• **WHAT YOU WILL DO**
Exactly as written and without the pictures, output the entries below.

[Stored records]
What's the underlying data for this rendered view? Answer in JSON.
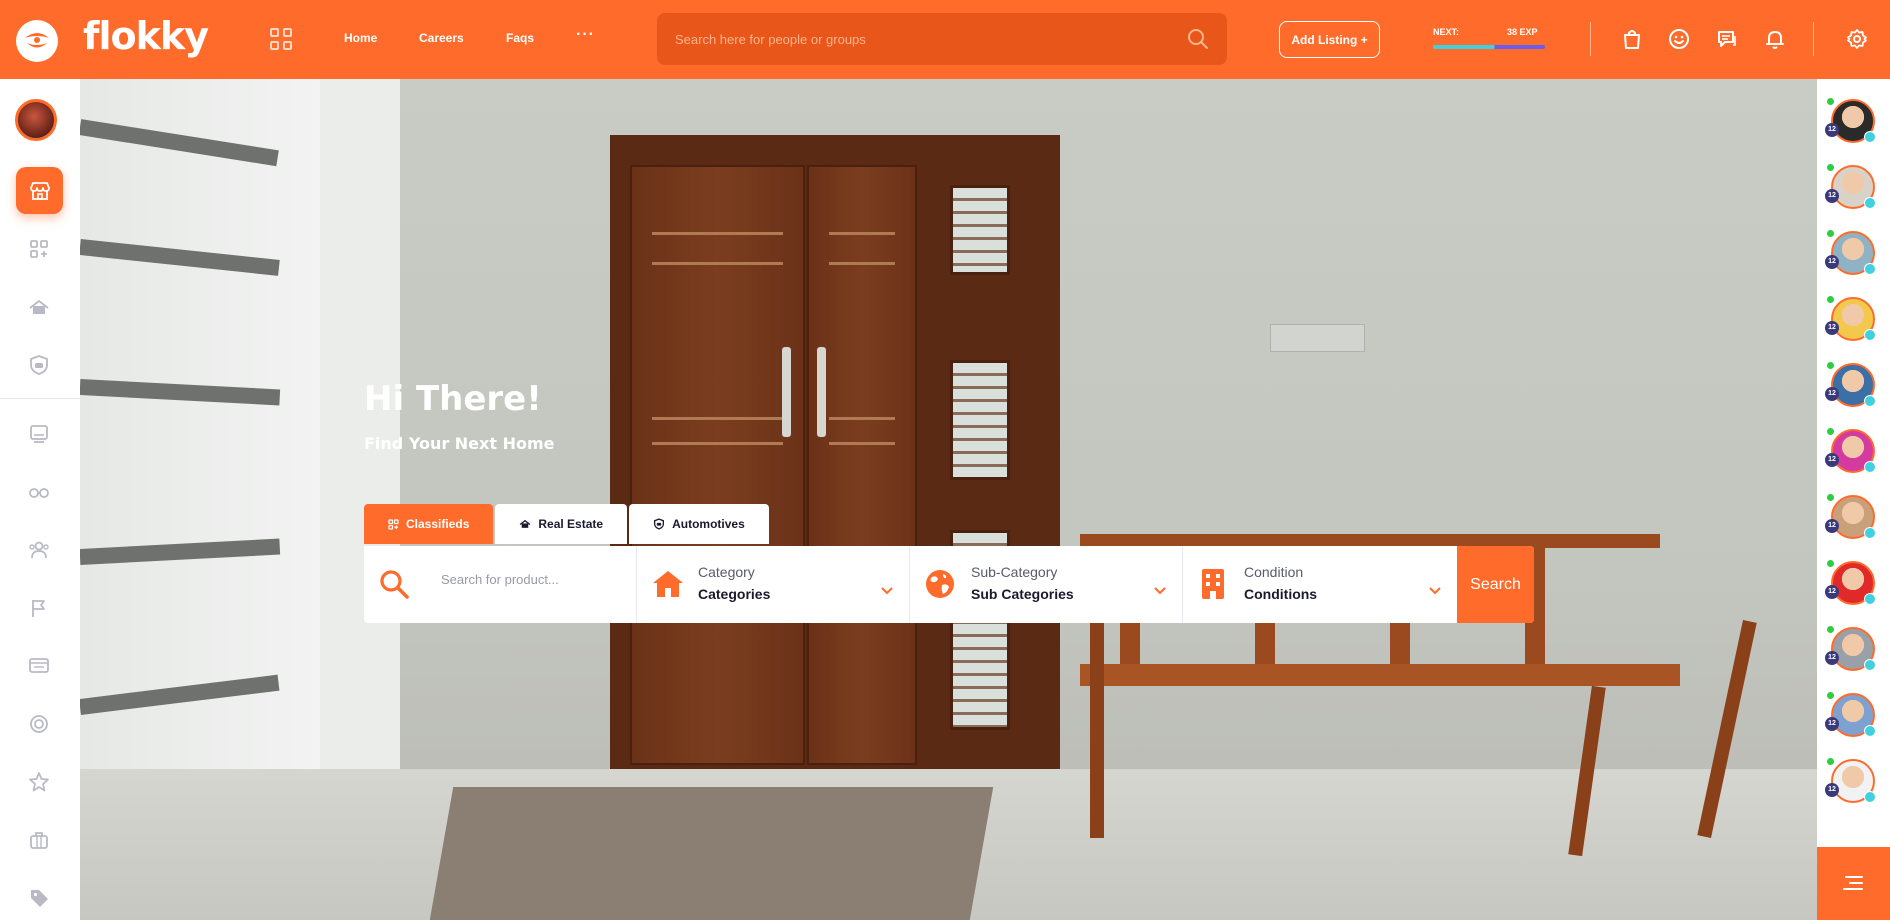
{
  "brand": {
    "logo_text": "flokky"
  },
  "nav": {
    "home": "Home",
    "careers": "Careers",
    "faqs": "Faqs",
    "more": "···"
  },
  "search": {
    "placeholder": "Search here for people or groups"
  },
  "header": {
    "add_listing": "Add Listing +",
    "exp_next_label": "NEXT:",
    "exp_value": "38 EXP"
  },
  "hero": {
    "title": "Hi There!",
    "subtitle": "Find Your Next Home"
  },
  "tabs": {
    "classifieds": "Classifieds",
    "real_estate": "Real Estate",
    "automotives": "Automotives"
  },
  "search_panel": {
    "product_placeholder": "Search for product...",
    "category_label": "Category",
    "category_value": "Categories",
    "subcategory_label": "Sub-Category",
    "subcategory_value": "Sub Categories",
    "condition_label": "Condition",
    "condition_value": "Conditions",
    "search_button": "Search"
  },
  "right_sidebar": {
    "level_badge": "12"
  },
  "colors": {
    "accent": "#ff6b2b",
    "accent_dark": "#e8561a",
    "online": "#2ecc40",
    "verified": "#40d0e0"
  },
  "icons": {
    "left_sidebar": [
      "marketplace-icon",
      "apps-icon",
      "real-estate-icon",
      "automotive-icon",
      "newsfeed-icon",
      "glasses-icon",
      "groups-icon",
      "flag-icon",
      "forum-icon",
      "target-icon",
      "star-icon",
      "briefcase-icon",
      "tag-icon"
    ],
    "header": [
      "bag-icon",
      "smiley-icon",
      "messages-icon",
      "bell-icon",
      "gear-icon"
    ]
  }
}
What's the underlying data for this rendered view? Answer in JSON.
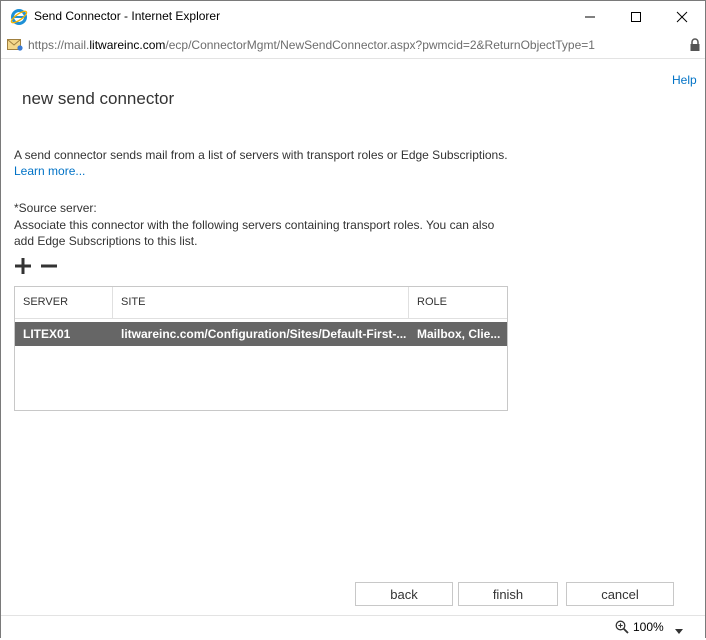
{
  "window": {
    "title": "Send Connector - Internet Explorer",
    "url_scheme": "https://mail.",
    "url_domain": "litwareinc.com",
    "url_path": "/ecp/ConnectorMgmt/NewSendConnector.aspx?pwmcid=2&ReturnObjectType=1"
  },
  "page": {
    "help_label": "Help",
    "title": "new send connector",
    "description": "A send connector sends mail from a list of servers with transport roles or Edge Subscriptions.",
    "learn_more": "Learn more...",
    "source_server_label": "*Source server:",
    "assoc_line1": "Associate this connector with the following servers containing transport roles. You can also",
    "assoc_line2": "add Edge Subscriptions to this list."
  },
  "table": {
    "columns": [
      "SERVER",
      "SITE",
      "ROLE"
    ],
    "rows": [
      {
        "server": "LITEX01",
        "site": "litwareinc.com/Configuration/Sites/Default-First-...",
        "role": "Mailbox, Clie..."
      }
    ]
  },
  "buttons": {
    "back": "back",
    "finish": "finish",
    "cancel": "cancel"
  },
  "status": {
    "zoom": "100%"
  },
  "icons": [
    "ie-logo-icon",
    "minimize-icon",
    "maximize-icon",
    "close-icon",
    "page-icon",
    "lock-icon",
    "add-icon",
    "remove-icon",
    "zoom-icon",
    "dropdown-arrow-icon"
  ],
  "colors": {
    "link": "#0072c6",
    "selected_row": "#666666"
  }
}
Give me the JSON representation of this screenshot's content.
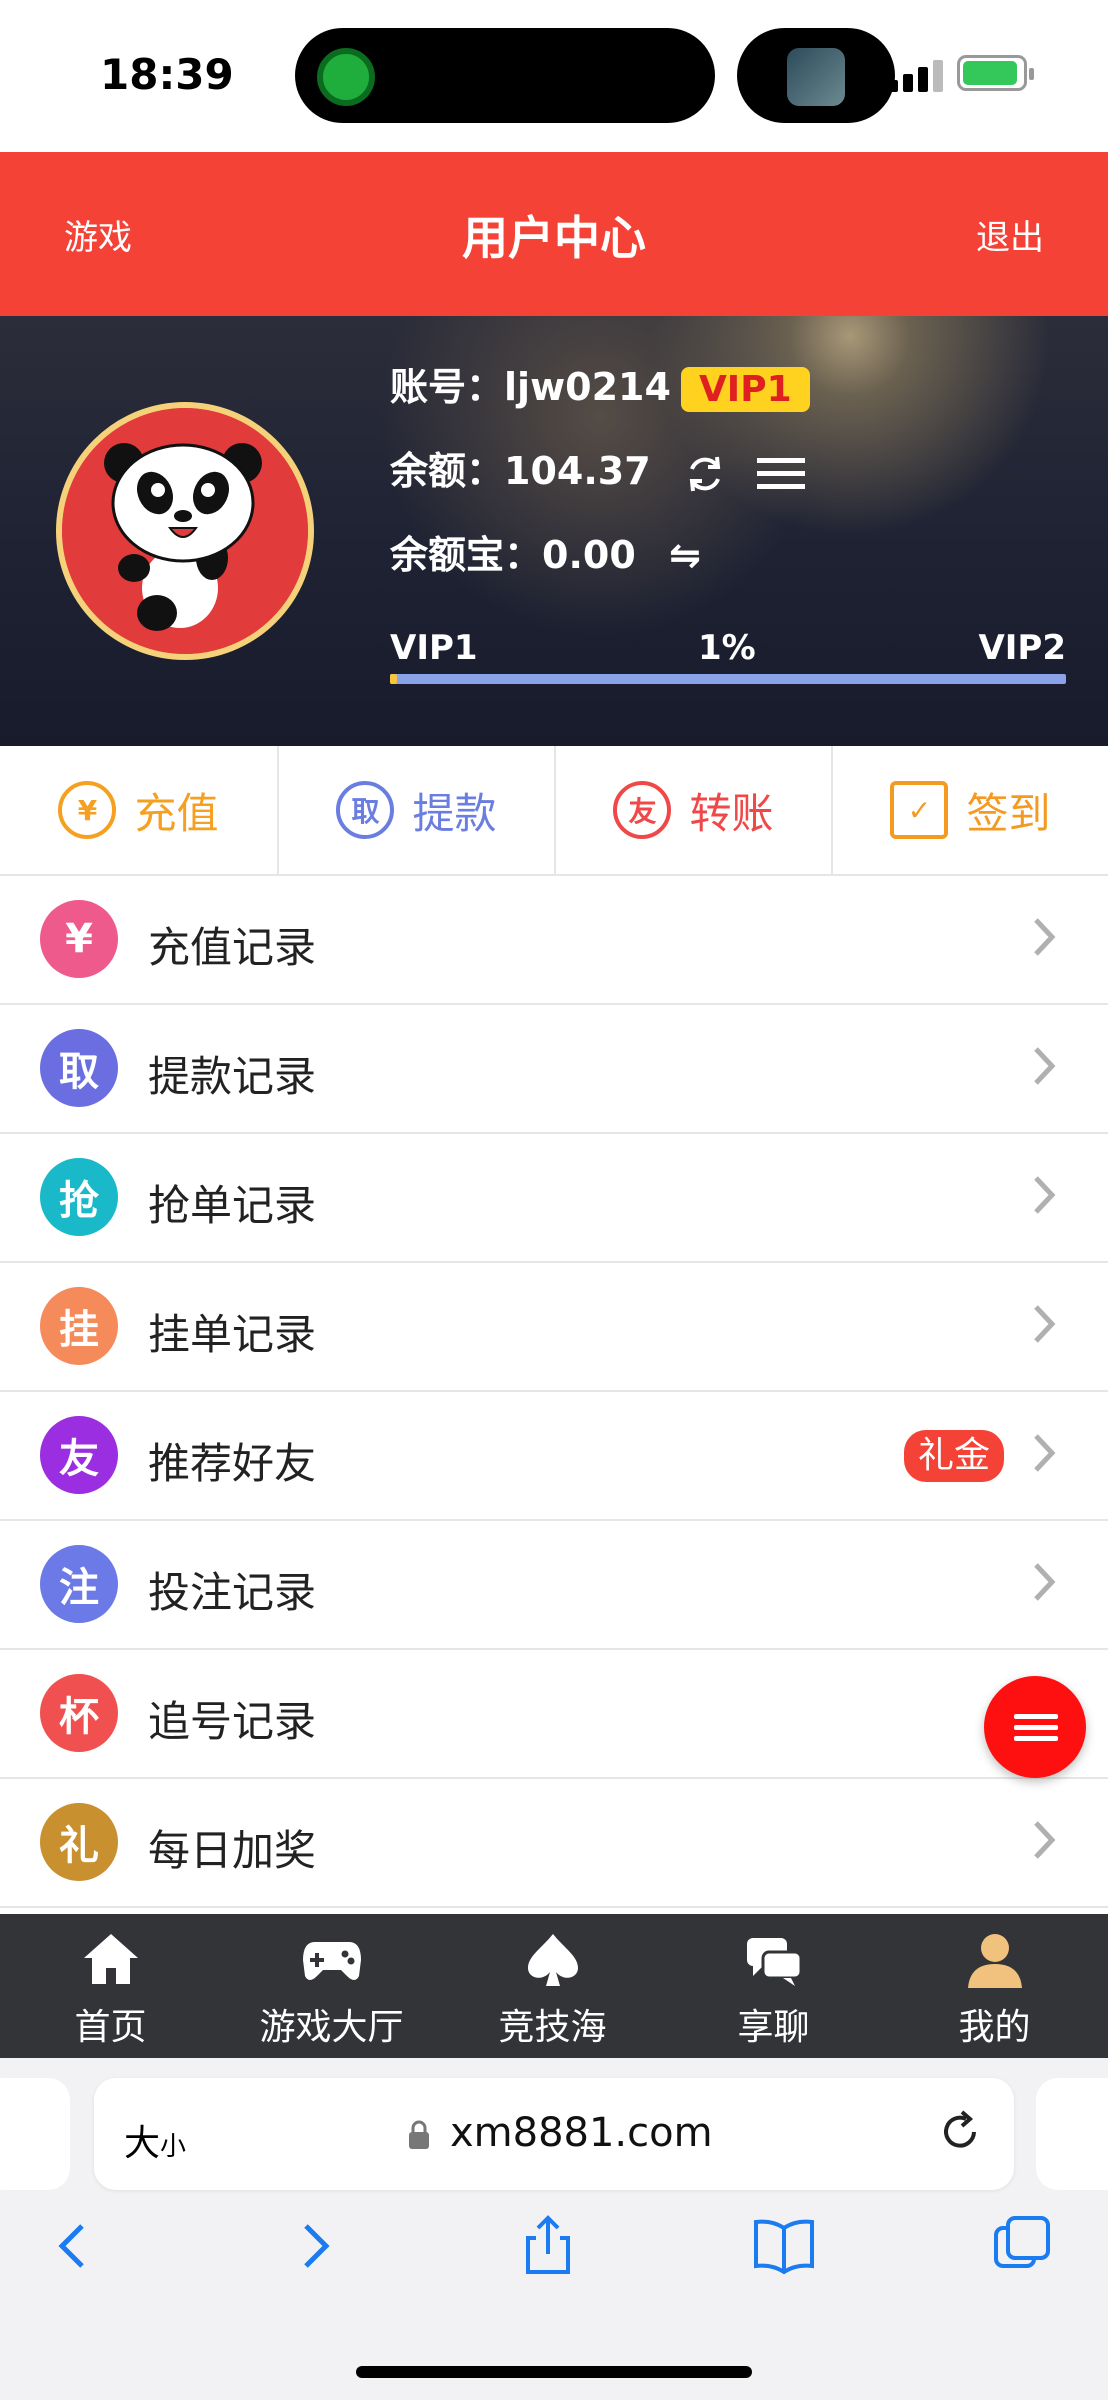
{
  "status_bar": {
    "time": "18:39"
  },
  "header": {
    "left": "游戏",
    "title": "用户中心",
    "right": "退出"
  },
  "profile": {
    "account_label": "账号：",
    "account": "ljw0214",
    "vip_badge": "VIP1",
    "balance_label": "余额：",
    "balance": "104.37",
    "yuebao_label": "余额宝：",
    "yuebao": "0.00",
    "transfer_glyph": "⇋",
    "progress": {
      "from": "VIP1",
      "percent_label": "1%",
      "to": "VIP2",
      "value": 0.01
    }
  },
  "actions": [
    {
      "label": "充值",
      "glyph": "¥",
      "color": "#f5a020"
    },
    {
      "label": "提款",
      "glyph": "取",
      "color": "#6a7de0"
    },
    {
      "label": "转账",
      "glyph": "友",
      "color": "#f04848"
    },
    {
      "label": "签到",
      "glyph": "✓",
      "color": "#f59a20"
    }
  ],
  "menu": [
    {
      "label": "充值记录",
      "glyph": "¥",
      "color": "#ee5a8c"
    },
    {
      "label": "提款记录",
      "glyph": "取",
      "color": "#6b6ee0"
    },
    {
      "label": "抢单记录",
      "glyph": "抢",
      "color": "#1ab9c9"
    },
    {
      "label": "挂单记录",
      "glyph": "挂",
      "color": "#f58a5a"
    },
    {
      "label": "推荐好友",
      "glyph": "友",
      "color": "#9b2ee0",
      "badge": "礼金"
    },
    {
      "label": "投注记录",
      "glyph": "注",
      "color": "#6b7ae6"
    },
    {
      "label": "追号记录",
      "glyph": "杯",
      "color": "#f05050"
    },
    {
      "label": "每日加奖",
      "glyph": "礼",
      "color": "#c8902e"
    }
  ],
  "tabbar": [
    {
      "label": "首页",
      "icon": "home-icon"
    },
    {
      "label": "游戏大厅",
      "icon": "gamepad-icon"
    },
    {
      "label": "竞技海",
      "icon": "spade-icon"
    },
    {
      "label": "享聊",
      "icon": "chat-icon"
    },
    {
      "label": "我的",
      "icon": "user-icon"
    }
  ],
  "browser": {
    "aa_big": "大",
    "aa_small": "小",
    "url": "xm8881.com"
  }
}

• **YOUR RESPONSE**
What's the underlying data for this rendered view? Answer in JSON.
{
  "brand": {
    "logo_text": "flokky"
  },
  "nav": {
    "home": "Home",
    "careers": "Careers",
    "faqs": "Faqs",
    "more": "···"
  },
  "search": {
    "placeholder": "Search here for people or groups"
  },
  "header": {
    "add_listing": "Add Listing +",
    "exp_next_label": "NEXT:",
    "exp_value": "38 EXP"
  },
  "hero": {
    "title": "Hi There!",
    "subtitle": "Find Your Next Home"
  },
  "tabs": {
    "classifieds": "Classifieds",
    "real_estate": "Real Estate",
    "automotives": "Automotives"
  },
  "search_panel": {
    "product_placeholder": "Search for product...",
    "category_label": "Category",
    "category_value": "Categories",
    "subcategory_label": "Sub-Category",
    "subcategory_value": "Sub Categories",
    "condition_label": "Condition",
    "condition_value": "Conditions",
    "search_button": "Search"
  },
  "right_sidebar": {
    "level_badge": "12"
  },
  "colors": {
    "accent": "#ff6b2b",
    "accent_dark": "#e8561a",
    "online": "#2ecc40",
    "verified": "#40d0e0"
  },
  "icons": {
    "left_sidebar": [
      "marketplace-icon",
      "apps-icon",
      "real-estate-icon",
      "automotive-icon",
      "newsfeed-icon",
      "glasses-icon",
      "groups-icon",
      "flag-icon",
      "forum-icon",
      "target-icon",
      "star-icon",
      "briefcase-icon",
      "tag-icon"
    ],
    "header": [
      "bag-icon",
      "smiley-icon",
      "messages-icon",
      "bell-icon",
      "gear-icon"
    ]
  }
}
What's the underlying data for this rendered view? Answer in JSON.
{
  "window": {
    "title": "Send Connector - Internet Explorer",
    "url_scheme": "https://mail.",
    "url_domain": "litwareinc.com",
    "url_path": "/ecp/ConnectorMgmt/NewSendConnector.aspx?pwmcid=2&ReturnObjectType=1"
  },
  "page": {
    "help_label": "Help",
    "title": "new send connector",
    "description": "A send connector sends mail from a list of servers with transport roles or Edge Subscriptions.",
    "learn_more": "Learn more...",
    "source_server_label": "*Source server:",
    "assoc_line1": "Associate this connector with the following servers containing transport roles. You can also",
    "assoc_line2": "add Edge Subscriptions to this list."
  },
  "table": {
    "columns": [
      "SERVER",
      "SITE",
      "ROLE"
    ],
    "rows": [
      {
        "server": "LITEX01",
        "site": "litwareinc.com/Configuration/Sites/Default-First-...",
        "role": "Mailbox, Clie..."
      }
    ]
  },
  "buttons": {
    "back": "back",
    "finish": "finish",
    "cancel": "cancel"
  },
  "status": {
    "zoom": "100%"
  },
  "icons": [
    "ie-logo-icon",
    "minimize-icon",
    "maximize-icon",
    "close-icon",
    "page-icon",
    "lock-icon",
    "add-icon",
    "remove-icon",
    "zoom-icon",
    "dropdown-arrow-icon"
  ],
  "colors": {
    "link": "#0072c6",
    "selected_row": "#666666"
  }
}
Give me the JSON representation of this screenshot's content.
{
  "status_bar": {
    "time": "18:39"
  },
  "header": {
    "left": "游戏",
    "title": "用户中心",
    "right": "退出"
  },
  "profile": {
    "account_label": "账号：",
    "account": "ljw0214",
    "vip_badge": "VIP1",
    "balance_label": "余额：",
    "balance": "104.37",
    "yuebao_label": "余额宝：",
    "yuebao": "0.00",
    "transfer_glyph": "⇋",
    "progress": {
      "from": "VIP1",
      "percent_label": "1%",
      "to": "VIP2",
      "value": 0.01
    }
  },
  "actions": [
    {
      "label": "充值",
      "glyph": "¥",
      "color": "#f5a020"
    },
    {
      "label": "提款",
      "glyph": "取",
      "color": "#6a7de0"
    },
    {
      "label": "转账",
      "glyph": "友",
      "color": "#f04848"
    },
    {
      "label": "签到",
      "glyph": "✓",
      "color": "#f59a20"
    }
  ],
  "menu": [
    {
      "label": "充值记录",
      "glyph": "¥",
      "color": "#ee5a8c"
    },
    {
      "label": "提款记录",
      "glyph": "取",
      "color": "#6b6ee0"
    },
    {
      "label": "抢单记录",
      "glyph": "抢",
      "color": "#1ab9c9"
    },
    {
      "label": "挂单记录",
      "glyph": "挂",
      "color": "#f58a5a"
    },
    {
      "label": "推荐好友",
      "glyph": "友",
      "color": "#9b2ee0",
      "badge": "礼金"
    },
    {
      "label": "投注记录",
      "glyph": "注",
      "color": "#6b7ae6"
    },
    {
      "label": "追号记录",
      "glyph": "杯",
      "color": "#f05050"
    },
    {
      "label": "每日加奖",
      "glyph": "礼",
      "color": "#c8902e"
    }
  ],
  "tabbar": [
    {
      "label": "首页",
      "icon": "home-icon"
    },
    {
      "label": "游戏大厅",
      "icon": "gamepad-icon"
    },
    {
      "label": "竞技海",
      "icon": "spade-icon"
    },
    {
      "label": "享聊",
      "icon": "chat-icon"
    },
    {
      "label": "我的",
      "icon": "user-icon"
    }
  ],
  "browser": {
    "aa_big": "大",
    "aa_small": "小",
    "url": "xm8881.com"
  }
}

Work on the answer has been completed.